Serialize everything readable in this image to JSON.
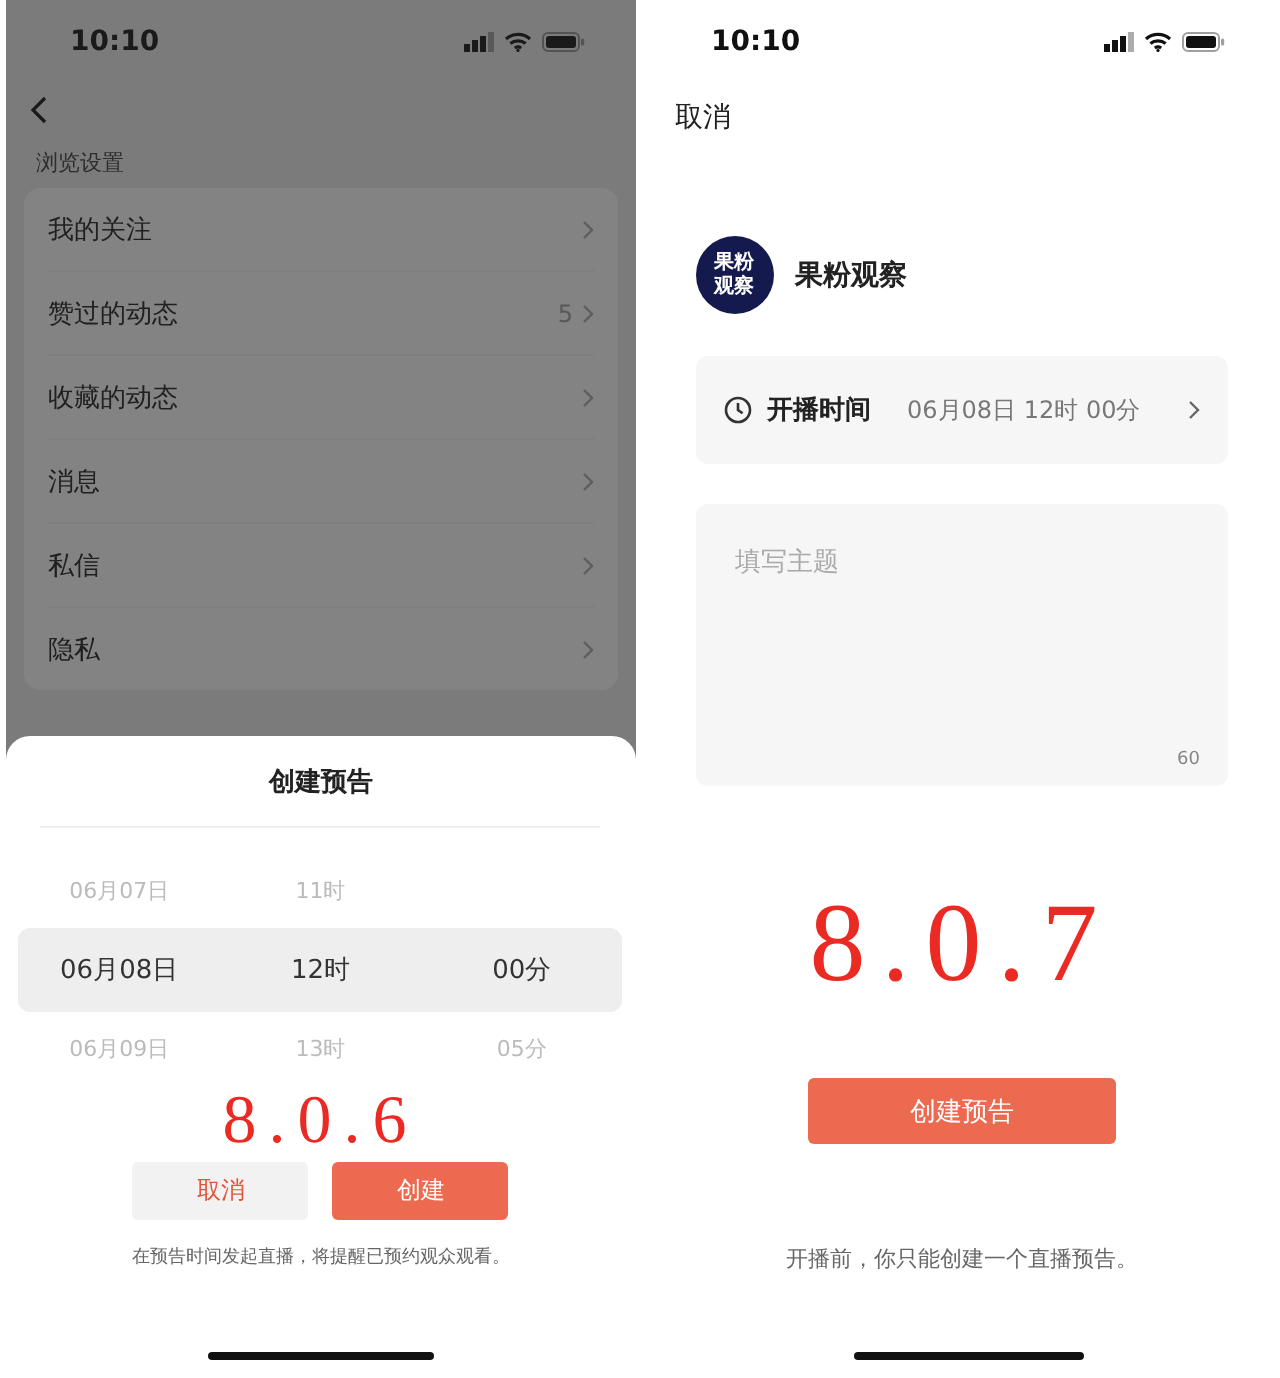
{
  "left_screen": {
    "status_bar": {
      "time": "10:10"
    },
    "section_label": "浏览设置",
    "settings_items": [
      {
        "label": "我的关注"
      },
      {
        "label": "赞过的动态",
        "count": "5"
      },
      {
        "label": "收藏的动态"
      },
      {
        "label": "消息"
      },
      {
        "label": "私信"
      },
      {
        "label": "隐私"
      }
    ],
    "sheet": {
      "title": "创建预告",
      "picker_columns": [
        {
          "items": [
            {
              "label": "06月07日",
              "selected": false
            },
            {
              "label": "06月08日",
              "selected": true
            },
            {
              "label": "06月09日",
              "selected": false
            }
          ]
        },
        {
          "items": [
            {
              "label": "11时",
              "selected": false
            },
            {
              "label": "12时",
              "selected": true
            },
            {
              "label": "13时",
              "selected": false
            }
          ]
        },
        {
          "items": [
            {
              "label": "00分",
              "selected": true
            },
            {
              "label": "05分",
              "selected": false
            }
          ]
        }
      ],
      "buttons": [
        {
          "label": "取消",
          "kind": "secondary"
        },
        {
          "label": "创建",
          "kind": "primary"
        }
      ],
      "note": "在预告时间发起直播，将提醒已预约观众观看。"
    },
    "version_label": "8.0.6"
  },
  "right_screen": {
    "status_bar": {
      "time": "10:10"
    },
    "cancel": "取消",
    "account": {
      "avatar_text": [
        "果粉",
        "观察"
      ],
      "name": "果粉观察"
    },
    "start_time": {
      "label": "开播时间",
      "value": "06月08日 12时 00分"
    },
    "topic": {
      "placeholder": "填写主题",
      "counter": "60"
    },
    "version_label": "8.0.7",
    "button": "创建预告",
    "note": "开播前，你只能创建一个直播预告。"
  }
}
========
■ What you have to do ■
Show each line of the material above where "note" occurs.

■ Task result ■
      "note": "在预告时间发起直播，将提醒已预约观众观看。"
    "note": "开播前，你只能创建一个直播预告。"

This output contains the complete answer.